**Activity**
Your answer should be one number, namely how many lines in the listing below include the word "SOUND".
----
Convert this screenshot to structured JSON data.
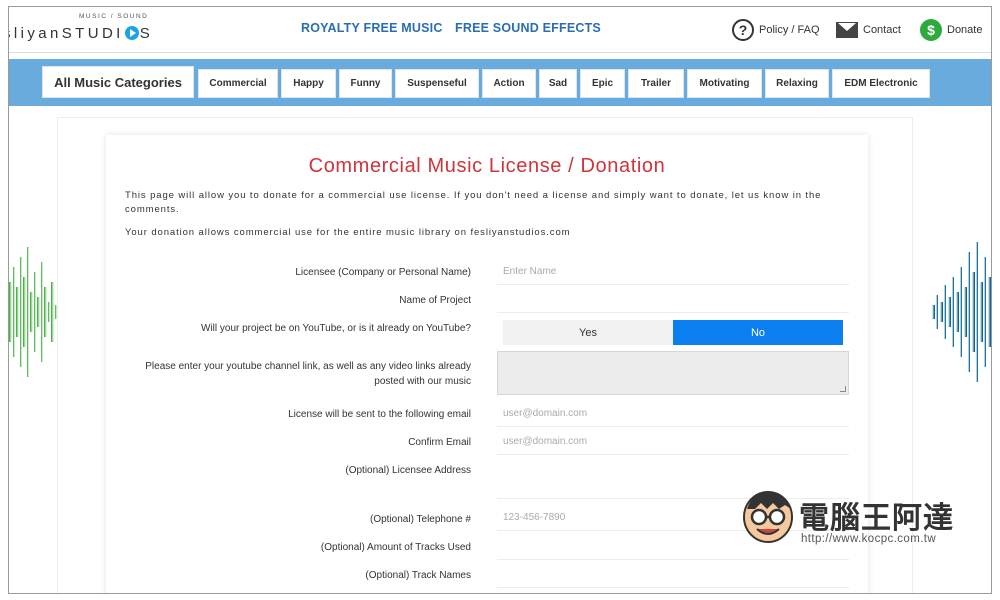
{
  "header": {
    "logo_tagline": "MUSIC / SOUND",
    "logo_text_before": "sliyanSTUDI",
    "logo_text_after": "S",
    "nav": [
      {
        "label": "ROYALTY FREE MUSIC"
      },
      {
        "label": "FREE SOUND EFFECTS"
      }
    ],
    "policy_label": "Policy / FAQ",
    "contact_label": "Contact",
    "donate_label": "Donate",
    "policy_icon_glyph": "?",
    "donate_icon_glyph": "$"
  },
  "categories": [
    "All Music Categories",
    "Commercial",
    "Happy",
    "Funny",
    "Suspenseful",
    "Action",
    "Sad",
    "Epic",
    "Trailer",
    "Motivating",
    "Relaxing",
    "EDM Electronic"
  ],
  "main": {
    "title": "Commercial Music License / Donation",
    "intro": "This page will allow you to donate for a commercial use license. If you don't need a license and simply want to donate, let us know in the comments.",
    "library_note": "Your donation allows commercial use for the entire music library on fesliyanstudios.com"
  },
  "form": {
    "licensee_label": "Licensee (Company or Personal Name)",
    "licensee_placeholder": "Enter Name",
    "project_label": "Name of Project",
    "youtube_label": "Will your project be on YouTube, or is it already on YouTube?",
    "youtube_yes": "Yes",
    "youtube_no": "No",
    "youtube_selected": "No",
    "channel_label_line1": "Please enter your youtube channel link, as well as any video links already",
    "channel_label_line2": "posted with our music",
    "email_label": "License will be sent to the following email",
    "email_placeholder": "user@domain.com",
    "confirm_label": "Confirm Email",
    "confirm_placeholder": "user@domain.com",
    "address_label": "(Optional) Licensee Address",
    "phone_label": "(Optional) Telephone #",
    "phone_placeholder": "123-456-7890",
    "tracks_amount_label": "(Optional) Amount of Tracks Used",
    "track_names_label": "(Optional) Track Names"
  },
  "watermark": {
    "title": "電腦王阿達",
    "url": "http://www.kocpc.com.tw"
  },
  "colors": {
    "accent_blue": "#0b7ff0",
    "category_bar": "#6aabde",
    "title_red": "#d0343a",
    "nav_blue": "#2a6db5",
    "donate_green": "#2eaa3c"
  }
}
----
**Solution to this problem**
2